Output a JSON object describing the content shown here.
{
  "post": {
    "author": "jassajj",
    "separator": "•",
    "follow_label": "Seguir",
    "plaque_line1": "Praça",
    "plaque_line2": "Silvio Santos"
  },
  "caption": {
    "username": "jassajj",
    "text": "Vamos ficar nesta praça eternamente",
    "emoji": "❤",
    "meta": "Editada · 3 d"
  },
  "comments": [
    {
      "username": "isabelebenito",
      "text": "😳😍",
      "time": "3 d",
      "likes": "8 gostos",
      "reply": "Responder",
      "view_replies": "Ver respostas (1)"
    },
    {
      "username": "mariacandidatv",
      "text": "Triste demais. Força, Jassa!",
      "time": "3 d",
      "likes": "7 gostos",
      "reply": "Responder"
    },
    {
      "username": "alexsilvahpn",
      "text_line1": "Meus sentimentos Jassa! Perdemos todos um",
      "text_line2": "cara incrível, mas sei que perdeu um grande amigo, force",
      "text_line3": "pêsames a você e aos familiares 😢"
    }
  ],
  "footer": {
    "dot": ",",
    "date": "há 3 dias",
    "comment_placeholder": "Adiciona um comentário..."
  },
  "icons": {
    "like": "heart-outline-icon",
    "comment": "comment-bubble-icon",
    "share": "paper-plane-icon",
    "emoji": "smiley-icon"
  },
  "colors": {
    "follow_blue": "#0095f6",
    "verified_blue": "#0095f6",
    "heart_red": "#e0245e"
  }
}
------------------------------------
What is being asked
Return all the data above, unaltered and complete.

Your response
Output a JSON object describing the content shown here.
{
  "post": {
    "author": "jassajj",
    "separator": "•",
    "follow_label": "Seguir",
    "plaque_line1": "Praça",
    "plaque_line2": "Silvio Santos"
  },
  "caption": {
    "username": "jassajj",
    "text": "Vamos ficar nesta praça eternamente",
    "emoji": "❤",
    "meta": "Editada · 3 d"
  },
  "comments": [
    {
      "username": "isabelebenito",
      "text": "😳😍",
      "time": "3 d",
      "likes": "8 gostos",
      "reply": "Responder",
      "view_replies": "Ver respostas (1)"
    },
    {
      "username": "mariacandidatv",
      "text": "Triste demais. Força, Jassa!",
      "time": "3 d",
      "likes": "7 gostos",
      "reply": "Responder"
    },
    {
      "username": "alexsilvahpn",
      "text_line1": "Meus sentimentos Jassa! Perdemos todos um",
      "text_line2": "cara incrível, mas sei que perdeu um grande amigo, force",
      "text_line3": "pêsames a você e aos familiares 😢"
    }
  ],
  "footer": {
    "dot": ",",
    "date": "há 3 dias",
    "comment_placeholder": "Adiciona um comentário..."
  },
  "icons": {
    "like": "heart-outline-icon",
    "comment": "comment-bubble-icon",
    "share": "paper-plane-icon",
    "emoji": "smiley-icon"
  },
  "colors": {
    "follow_blue": "#0095f6",
    "verified_blue": "#0095f6",
    "heart_red": "#e0245e"
  }
}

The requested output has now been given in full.